## ACTIVITY
Would you copy each line of the records that includes the word "Brasil"?

═══ DATASET RECORDS ═══

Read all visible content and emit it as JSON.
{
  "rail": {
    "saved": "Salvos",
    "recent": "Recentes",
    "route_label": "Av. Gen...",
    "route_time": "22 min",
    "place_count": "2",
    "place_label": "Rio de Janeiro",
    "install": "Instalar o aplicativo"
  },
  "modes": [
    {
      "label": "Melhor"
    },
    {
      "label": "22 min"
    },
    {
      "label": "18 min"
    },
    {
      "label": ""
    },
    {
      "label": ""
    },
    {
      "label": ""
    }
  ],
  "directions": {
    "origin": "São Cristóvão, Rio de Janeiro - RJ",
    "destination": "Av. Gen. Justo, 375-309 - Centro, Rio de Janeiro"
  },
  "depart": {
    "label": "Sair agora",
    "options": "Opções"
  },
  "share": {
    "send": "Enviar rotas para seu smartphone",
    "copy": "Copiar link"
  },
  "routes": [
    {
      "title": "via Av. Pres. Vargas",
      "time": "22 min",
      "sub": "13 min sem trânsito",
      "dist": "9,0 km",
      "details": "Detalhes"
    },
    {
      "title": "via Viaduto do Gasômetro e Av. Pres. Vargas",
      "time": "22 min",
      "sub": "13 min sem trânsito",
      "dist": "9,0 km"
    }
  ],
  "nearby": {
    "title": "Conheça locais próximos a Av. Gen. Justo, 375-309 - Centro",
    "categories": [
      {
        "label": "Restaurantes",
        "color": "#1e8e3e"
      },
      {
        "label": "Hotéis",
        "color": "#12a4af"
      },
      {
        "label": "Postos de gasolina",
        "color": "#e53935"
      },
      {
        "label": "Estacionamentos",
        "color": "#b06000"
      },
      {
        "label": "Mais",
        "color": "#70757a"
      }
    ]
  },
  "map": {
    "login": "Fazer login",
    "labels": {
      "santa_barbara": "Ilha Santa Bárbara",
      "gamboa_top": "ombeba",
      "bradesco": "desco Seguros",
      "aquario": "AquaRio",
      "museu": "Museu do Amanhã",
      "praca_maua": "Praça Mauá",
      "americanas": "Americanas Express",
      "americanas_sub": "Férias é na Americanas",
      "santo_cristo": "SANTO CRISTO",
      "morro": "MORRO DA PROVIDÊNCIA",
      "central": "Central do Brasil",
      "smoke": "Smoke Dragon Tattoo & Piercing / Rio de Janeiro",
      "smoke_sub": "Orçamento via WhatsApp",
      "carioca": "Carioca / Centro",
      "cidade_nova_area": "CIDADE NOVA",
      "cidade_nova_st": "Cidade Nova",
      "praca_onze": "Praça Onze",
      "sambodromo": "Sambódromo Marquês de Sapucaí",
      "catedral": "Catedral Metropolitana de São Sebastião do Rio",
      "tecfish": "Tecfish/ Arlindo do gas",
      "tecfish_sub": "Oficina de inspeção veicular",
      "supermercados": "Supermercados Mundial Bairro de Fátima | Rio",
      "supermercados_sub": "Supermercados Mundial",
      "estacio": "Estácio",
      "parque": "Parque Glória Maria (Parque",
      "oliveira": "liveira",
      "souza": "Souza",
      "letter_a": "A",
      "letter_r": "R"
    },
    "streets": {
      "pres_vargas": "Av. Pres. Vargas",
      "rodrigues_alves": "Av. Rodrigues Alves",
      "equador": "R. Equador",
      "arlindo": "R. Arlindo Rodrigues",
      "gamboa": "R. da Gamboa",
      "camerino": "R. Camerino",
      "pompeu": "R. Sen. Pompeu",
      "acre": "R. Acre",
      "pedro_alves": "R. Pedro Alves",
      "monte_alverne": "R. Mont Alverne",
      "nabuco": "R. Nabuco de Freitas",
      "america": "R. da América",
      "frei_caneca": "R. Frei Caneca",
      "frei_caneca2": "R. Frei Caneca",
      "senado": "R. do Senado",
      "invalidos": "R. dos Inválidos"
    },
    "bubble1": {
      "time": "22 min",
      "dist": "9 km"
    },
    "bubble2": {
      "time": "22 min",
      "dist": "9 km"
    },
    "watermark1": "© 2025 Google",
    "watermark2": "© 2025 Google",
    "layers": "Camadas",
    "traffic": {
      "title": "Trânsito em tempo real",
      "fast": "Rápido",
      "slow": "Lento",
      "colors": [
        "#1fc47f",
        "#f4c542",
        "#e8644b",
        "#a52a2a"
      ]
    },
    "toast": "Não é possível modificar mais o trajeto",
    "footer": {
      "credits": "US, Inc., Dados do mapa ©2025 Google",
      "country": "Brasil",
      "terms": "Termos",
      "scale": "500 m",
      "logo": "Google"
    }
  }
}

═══

## ANSWER TO THE PROBLEM
      "central": "Central do Brasil",
      "country": "Brasil",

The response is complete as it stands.